New Path to Top University
For the average student, most struggles occur in the classroom. Yet, for a young girl named Ara, day to day life came with its own set of challenges. Like thousands of other Muslim Sri Lankans from the Mannar district, Ara’s family moved to the small village of Puttalam after being evicted amidst the country’s 30-year civil war.
The eldest of five children, Ara and her family became internally displaced people forced to move empty handed to a district where girls’ education is a low priority. Although her parents were supportive, girls are seen as financial burdens and tasked with household chores, greatly limiting their access to quality education.
“When I was small, though my parents didn’t mind my going to school, I had to look after my siblings and take care of the household when needed,” says Ara. “My parents did not know the full value of education, because they never received an opportunity to understand the benefits of school. Therefore, they did not push for my studies. And I was too young to push myself and understand the need for school.”
In 2007, Room to Read’s Girls’ Education Program arrived at Ara’s school. With the help of local mentor and Social Mobilizer, Fazeena Mahroof, Ara discovered the importance of breaking down barriers between her and her education.
“Room to Read stepped into my life and everything changed.

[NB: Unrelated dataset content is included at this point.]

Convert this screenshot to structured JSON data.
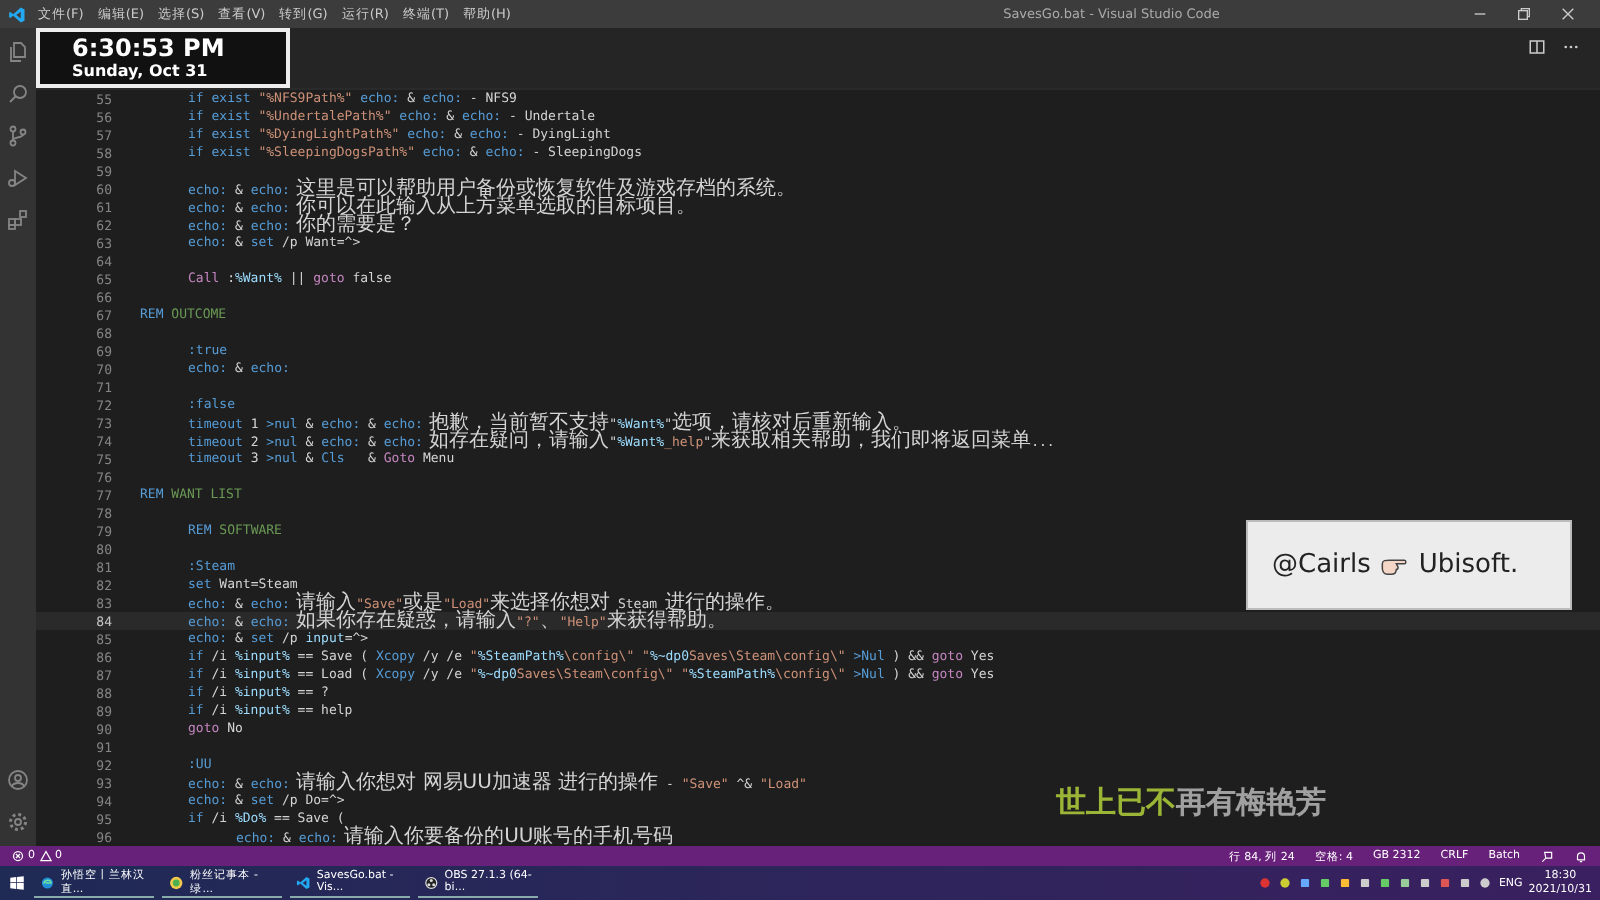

Fazeena encouraged me to attend school every day and by doing so, I gained so much knowledge that made me realize that I could do more if I learned more,” says Ara. “So, I began to put all my energy into my studies by incorporating the skills and tools I developed through Room to Read’s life skills training.”
Now 18 years-old and a graduate of Okalakapillai Muslim School, Ara is not only the first woman in her family to complete secondary education, but also earned straight A’s in every subject on her Advanced Level exam, placing 2nd in her district.
Through Room to Read’s Girls’ Education Program Ara garnered life skills, textbooks, school supplies, educational support via tutoring classes and mock exam preparation. Room to Read knows that just one extra year of secondary school can significantly boost girls’ future wages, build their self-esteem and inspire them to do more than just get married off.
“We want to make sure children have role models in their communities. When children change, their friends will change and this in turn will change society,” says Fazeena, Ara’s former Room to Read Social Mobilizer.
In order to help her family after school, Ara woke up at 4 a.m. to study. After class, she attended tutoring classes and worked on practice exam papers with constant feedback from her Social Mobilizer. Yet, even then the day still wasn’t over. She’d come home, fly through her chores and handle things like cooking and caring for her sisters before going to bed.
“By providing these girls with mock exam preparation and life skills training like goal setting, they grow more confident in sitting for exams. Therefore, girls like Ara learn to plan their days well in advance and are ready to face challenges head on,” added Fazeena.
Ara’s persistence has since paid off. On top of her previous accomplishments, she was recently accepted to the University of Colombo, one of the most prestigious and competitive universities in Sri Lanka – a feat even advantaged girls from the capital city rarely achieve.
“Education benefits more than just the person being educated. Knowledge is a wealth that increases when you share it. I’m excited for my future and for the future of those I will cross paths with,” says Ara.